The Family Code also declares that children have a right to frequent and continuing contact with both parents, except where such contact would not be in the children’s best interests.
It is important to note that state law specifically bars judges from considering certain factors when determining a child’s interests. These include:
- Sex and gender
- Gender expression
- Sexual orientation
In other words, California has rightly determined that gender and orientation are irrelevant to a person’s ability to parent their children. Judges may not take into account the sex, gender, or orientation of a parent, legal guardian, or relative when making a determination as to what is in their child’s best interests. This protects people from losing parental rights as a result of gendered bias or homophobia. While the law cannot prevent judges from expressing their unconscious biases, it does give parents grounds to fight back against unfair orders based on their gender or orientation.
How the Best Interests Standard Affects Custody
In general, California courts prefer to issue joint custody orders. These orders allow children to spend time with both parents, helping them maintain these important relationships and encouraging healthy development.
Judges can only limit custody if there is an explicit reason to believe it serves the child’s health, safety, or welfare. This means they cannot reduce one parent’s parenting time just because the other person wants more time with their children or dislikes their co-parent.
However, in certain cases, a judge may find that limiting one parent’s custody rights is in the child’s best interests. This occurs when a parent cannot provide a safe and healthy environment for their child.
For example, exposure to drug use or domestic violence is considered a sign that the parent cannot provide the child with a safe and healthy environment. As such, these issues may be grounds for the court to restrict or prohibit visitation, awarding full custody to the other parent.
Other reasons a judge may restrict custody include:
- False allegations of child abuse. Demonstrably false accusations indicate that the accuser does not have their children’s interests in mind and may be grounds for assigning primary or sole custody to the falsely accused person.
- Failure to follow court orders. For example, one parent’s ongoing refusal to follow a court-ordered parenting plan can lead to reduced custody.
- Child abduction. One parent removes the child from the state or country without the other parent’s permission, or withholds or conceals the child from the other parent in violation of a custody order. This can lead to revocation of custody or visitation rights and may be grounds for a restraining order or even criminal kidnapping charges. (However, such consequences may not apply to a person who has a right to the custody of the child and is acting upon a good faith and reasonable belief that the child, if left with the other person, will suffer immediate bodily injury or emotional harm.)

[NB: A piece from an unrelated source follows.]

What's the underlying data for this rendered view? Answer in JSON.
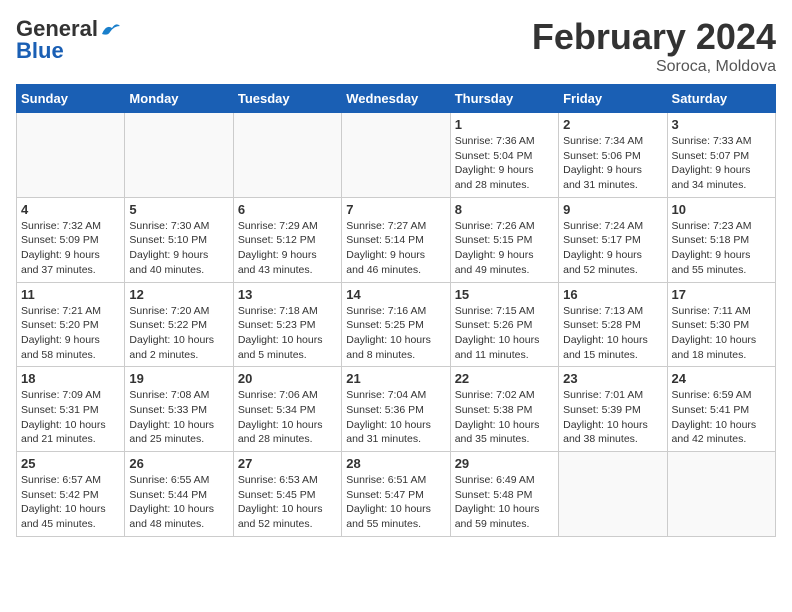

Consult Madigan & Lewis LLP About Your Child Custody Case
Custody claims can quickly become complex. Every child and family is different, so there is no cut-and-dried rule for what constitutes children’s best interests. Each case must be considered individually to find the solution that works for the family as a whole.At Madigan & Lewis LLP, our skilled attorneys specialize in helping clients achieve the best possible outcome from their family law disputes. We are available to represent you in your custody case and help you give your children the best possible future. Learn more about how we can assist you by scheduling a consultation today.